State Reps. Robert F. Hagan of Youngstown, D-60th, and Ronald V. Gerberry of Austintown, D-59th, said Thursday they plan to get the ball rolling to legalize VLTs.
Specifically mentioned by the two legislators as key supporters who can help with the VLT legislation were House Speaker Pro Tempore Louis Blessing Jr. of Cincinnati, R-29th, the No. 2 Republican in the House, and state Sen. Bill Seitz of Green Township in Hamilton County, R-8th, chairman of the Senate’s Government Oversight and Reform Committee.
“We want to hurry this up and do it as a stand-alone bill,” Hagan said.
If that fails, Gerberry said legalizing VLTs could be included in the state’s budget bill, which the Legislature must approve by July 1.
But waiting that long could slow down the process of getting the gaming license changed from Raceway Park in Toledo to the vacant 186-acre Centerpointe business park in Austintown, off state Route 46 and south of Interstate 80, the legislators said.
Another timing issue is a potential horse racetrack and casino near New Castle, Pa., Schippers said.
“This is going to be a very important border to stop gaming money from leaving Ohio,” he said. “All we can do is reinforce [that] the time element is critical.”
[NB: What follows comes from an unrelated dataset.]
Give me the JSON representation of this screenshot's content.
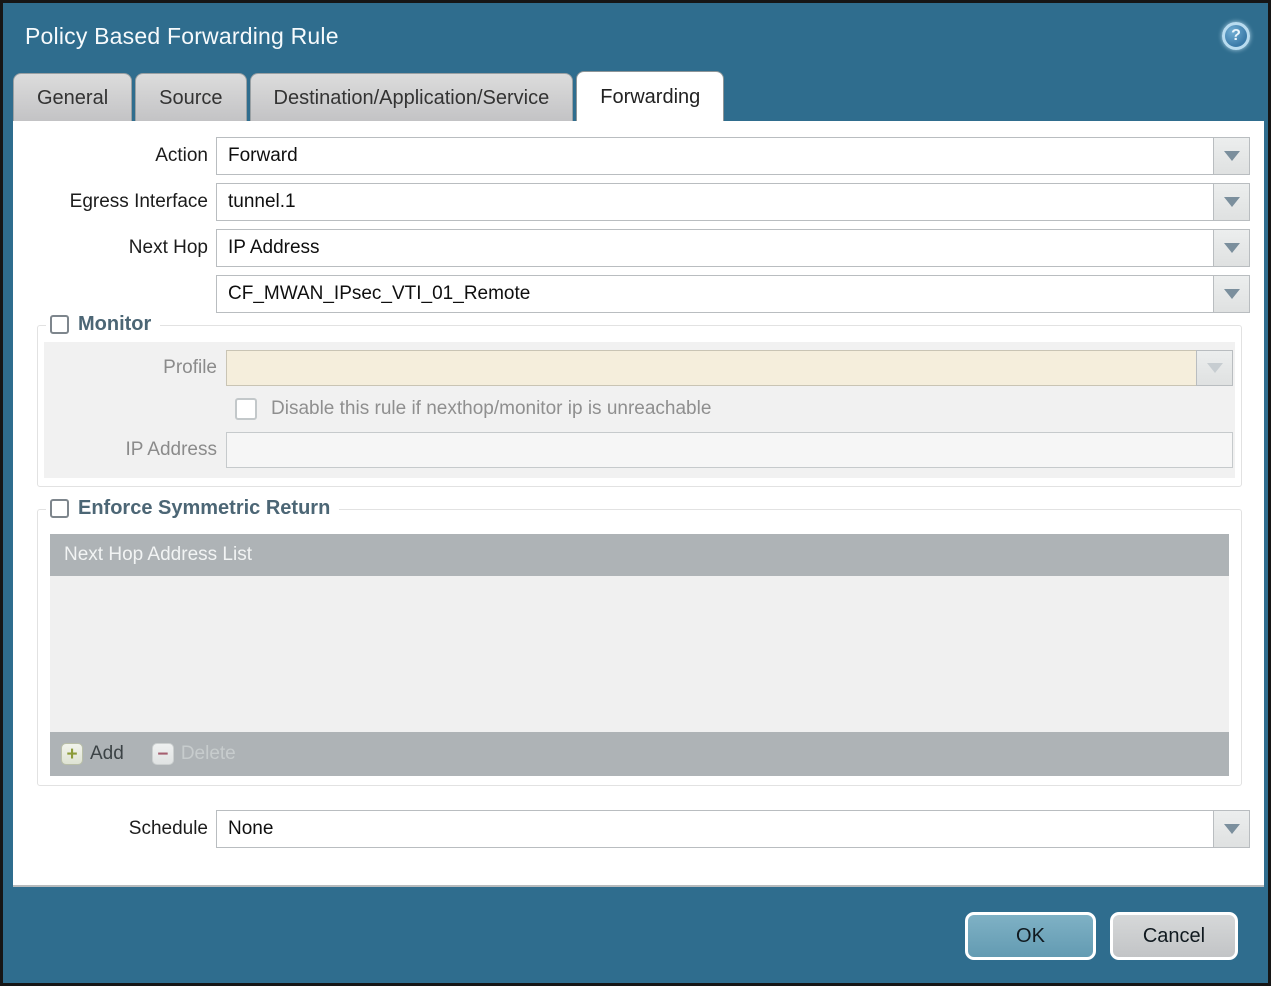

It would be difficult for this area to support two major racetracks/casinos, he said.
Without slot machines — up to 2,500 would be planned at the Austintown site — Penn National won’t relocate to the Mahoning Valley, Schippers said.
“This is a speculative proposal,” he said. “We hope the governor and state Legislature will approve VLTs.”
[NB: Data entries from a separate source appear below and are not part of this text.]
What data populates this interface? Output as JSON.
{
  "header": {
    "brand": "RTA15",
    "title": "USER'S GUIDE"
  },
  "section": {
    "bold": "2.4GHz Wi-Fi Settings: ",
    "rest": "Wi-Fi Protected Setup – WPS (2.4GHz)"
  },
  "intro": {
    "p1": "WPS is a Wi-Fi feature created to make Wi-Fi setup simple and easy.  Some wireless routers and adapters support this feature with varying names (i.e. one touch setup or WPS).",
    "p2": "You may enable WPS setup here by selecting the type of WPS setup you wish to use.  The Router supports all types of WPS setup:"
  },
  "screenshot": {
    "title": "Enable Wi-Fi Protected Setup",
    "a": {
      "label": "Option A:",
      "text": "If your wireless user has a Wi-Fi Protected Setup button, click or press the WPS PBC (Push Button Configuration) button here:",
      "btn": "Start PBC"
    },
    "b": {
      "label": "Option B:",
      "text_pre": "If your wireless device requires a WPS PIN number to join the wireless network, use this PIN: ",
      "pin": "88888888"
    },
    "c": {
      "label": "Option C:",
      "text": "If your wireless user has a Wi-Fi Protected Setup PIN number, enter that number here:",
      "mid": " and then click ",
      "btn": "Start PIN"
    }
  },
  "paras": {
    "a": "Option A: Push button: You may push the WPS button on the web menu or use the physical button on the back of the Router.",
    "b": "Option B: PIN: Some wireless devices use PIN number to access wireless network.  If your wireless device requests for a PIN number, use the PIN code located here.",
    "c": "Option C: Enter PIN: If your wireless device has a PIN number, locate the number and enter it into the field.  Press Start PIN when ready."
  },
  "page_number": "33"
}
Schippers came to the Youngstown/Warren Regional Chamber’s downtown Youngstown office Thursday to discuss Penn National’s plans for the racetrack.
Penn National’s plans were first disclosed about a month ago.
But it wasn’t until Thursday that the company “finally, formally and officially announced” the plans, Schippers said, adding that the proposal was “one of the worst kept secrets in the state.”
Penn National also wants to move its thoroughbred Beulah Park near Columbus to the Dayton area.
The company is opening Las Vegas-style casinos in Toledo and Columbus next year, which Schippers said will adversely impact their racetracks in those areas.
The company publicly discussed plans for moving both tracks for the first time early Thursday at a meeting of the Ohio State Racing Commission in Columbus.
Penn National officials then had press conferences later Thur sday in Youngstown and Dayton.
The new tracks would open in 2013 if everything goes according to schedule, Schippers said.
Research done by Penn National projects annual VLT revenue at the proposed Austintown location at $233.9 million compared with $91.2 million if the company stays at Toledo’s Raceway Park.
Under a failed proposal in 2009 from then-Gov. Ted Strickland, the state would get half of all VLT revenue.
Current Gov. John Kasich hasn’t decided if he favors legalizing slots at the state’s horse racetracks.
Penn National hasn’t discussed VLTs with the governor, Schippers said.
Schippers said his company understands that this area has been burned before with major projects that never materialized.
“It’s very clear there’s a lot of trial balloons floated in the Mahoning Valley and, unfortunately, not a lot of them have come to fruition,” he said.
Schippers added that local officials told his company, “Don’t go down this road unless you’re serious.”
The company “took that to heart,” he said.
Penn National is proposing the two $200 million racetrack relocations even though slot machines are currently illegal at such establishments.
The reason, Schippers said, is to provide state officials with information about the benefits of legalizing slots.
“It’s great to start this discussion now to provide that broader context as the debate may hopefully unfold in the Legislature.”